program requires for admission (specific courses, grades, essays). If you don’t
get in, it’s not the end of the world! Taking an extra year in school or taking
time off to work or travel is very common and adds variety to your life.
- ‘LIKES’ on a photo are not everything. Just because a
picture doesn’t get 4000 likes doesn’t mean that you are any less of a
wonderful person. Live your life outside of apps.
- Remember that your favorite television show is still going
to be there on the weekend, in a few months, and even in a few years. You can
always watch it later. Taking a break to watch an episode of a program can be
effective (as long as you set a limit of one episode) and then get back to
- Don’t be afraid to take a break from social media every now
and then. Reduce the time spent on it and you’ll see a difference.
- Use apps like Quiz Let, Self-Control Procrastination App, Khan Academy,
- If you are struggling with a course, ask for help from
anyone and everyone. Be resourceful. If you don’t understand your teacher,
Google it. Watch a video. Ask a parent. Don’t think for one second that you are
‘too stupid’ or lack the ability to understand it.
- KEEP A JOURNAL – you may think that it is a girly waste of
time but think again. You don’t have to write in it every day and you don’t
have to write a lot. A word, a sentence, a paragraph – whatever makes you
comfortable. Journaling can help you work through difficult emotions, become
more self-aware, vent about things that are bothering or exciting you, or help
to calm you during periods of high stress or anxiety.
- Do things that you enjoy in your downtime – writing,
physical activity, sports, reading, seeing a movie, etc.
- Take a tech break – GO OFFLINE.
- When things stress you out, step back and ask, “Is this
going to matter in 5 years?” You’ll be surprised how often the answer is
- Always have one thing that you can do to make you happy.
- Change locations when you are feeling stuck.

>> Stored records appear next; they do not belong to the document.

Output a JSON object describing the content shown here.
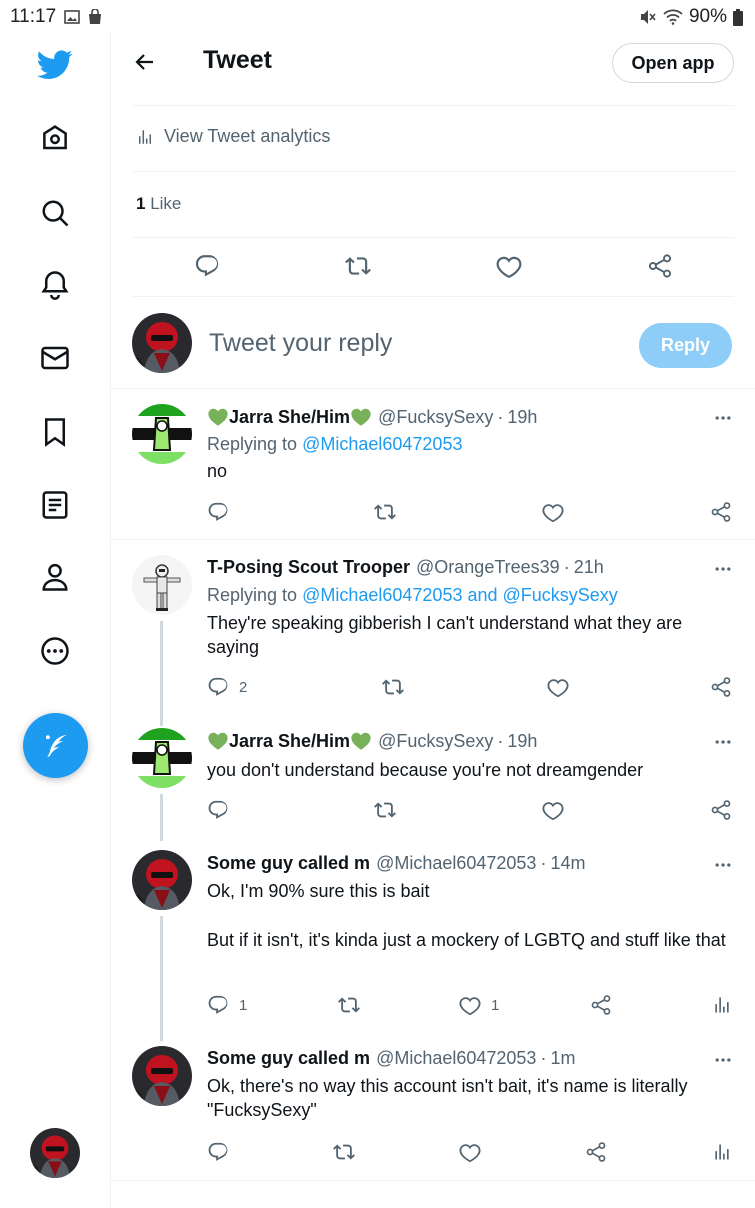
{
  "status_bar": {
    "time": "11:17",
    "battery": "90%"
  },
  "header": {
    "title": "Tweet",
    "open_app_label": "Open app"
  },
  "analytics": {
    "label": "View Tweet analytics"
  },
  "likes": {
    "count": "1",
    "label": "Like"
  },
  "composer": {
    "placeholder": "Tweet your reply",
    "reply_label": "Reply"
  },
  "tweets": [
    {
      "name": "Jarra She/Him",
      "handle": "@FucksySexy",
      "time": "19h",
      "replying_prefix": "Replying to",
      "replying_to": "@Michael60472053",
      "text": "no",
      "reply_count": "",
      "like_count": ""
    },
    {
      "name": "T-Posing Scout Trooper",
      "handle": "@OrangeTrees39",
      "time": "21h",
      "replying_prefix": "Replying to",
      "replying_to": "@Michael60472053 and @FucksySexy",
      "text": "They're speaking gibberish I can't understand what they are saying",
      "reply_count": "2",
      "like_count": ""
    },
    {
      "name": "Jarra She/Him",
      "handle": "@FucksySexy",
      "time": "19h",
      "text": "you don't understand because you're not dreamgender",
      "reply_count": "",
      "like_count": ""
    },
    {
      "name": "Some guy called m",
      "handle": "@Michael60472053",
      "time": "14m",
      "text_line1": "Ok, I'm 90% sure this is bait",
      "text_line2": "But if it isn't, it's kinda just a mockery of LGBTQ and stuff like that",
      "reply_count": "1",
      "like_count": "1"
    },
    {
      "name": "Some guy called m",
      "handle": "@Michael60472053",
      "time": "1m",
      "text": "Ok, there's no way this account isn't bait, it's name is literally \"FucksySexy\"",
      "reply_count": "",
      "like_count": ""
    }
  ],
  "colors": {
    "accent": "#1d9bf0",
    "text_secondary": "#536471",
    "reply_disabled": "#8ecdf8"
  }
}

Getting outside
made all the difference to me!
- Stay organized and find a way that you enjoy: Keep a pretty
notebook, download a cool app, have colorful pens – stick to it!
- Download a self-care calendar and do something for yourself
- Make sleep a priority! (Within reason of course)
- If you are stuck, take a 5-10 minute walk around the block.
It’s only two or 3 songs on your iPod and you’ll feel recharged. Take your dog
if you have one!
- VENT. Don’t keep it all in.
- Ask questions! High school can be intimidating but more
people are willing to help you than you may think! Inform yourself about peer
mentorship clubs and student groups.
- Make time to attend family gatherings and community gatherings
outside of school. It allows you to see the world outside of school.
- If you are ever feeling down or depressed, don’t wait. Talk
to someone about how you are feeling. Stress and pressures of school and life
can take a toll on a person and there are people who will listen if you let
them. Don’t think that what you have to say or what you are feeling isn’t ‘big’
- If you know someone being bullied, seems depressed, or just
not being themselves, tell someone about it. Sometimes, you may just end up
saving someone’s life. I always say, I would rather you be mad at me than you
- Be honest to people about what you need.
- Realize that sometimes, you are only friends with people
because you see them every day. I’ve formed some of my greatest friendships
outside of high school.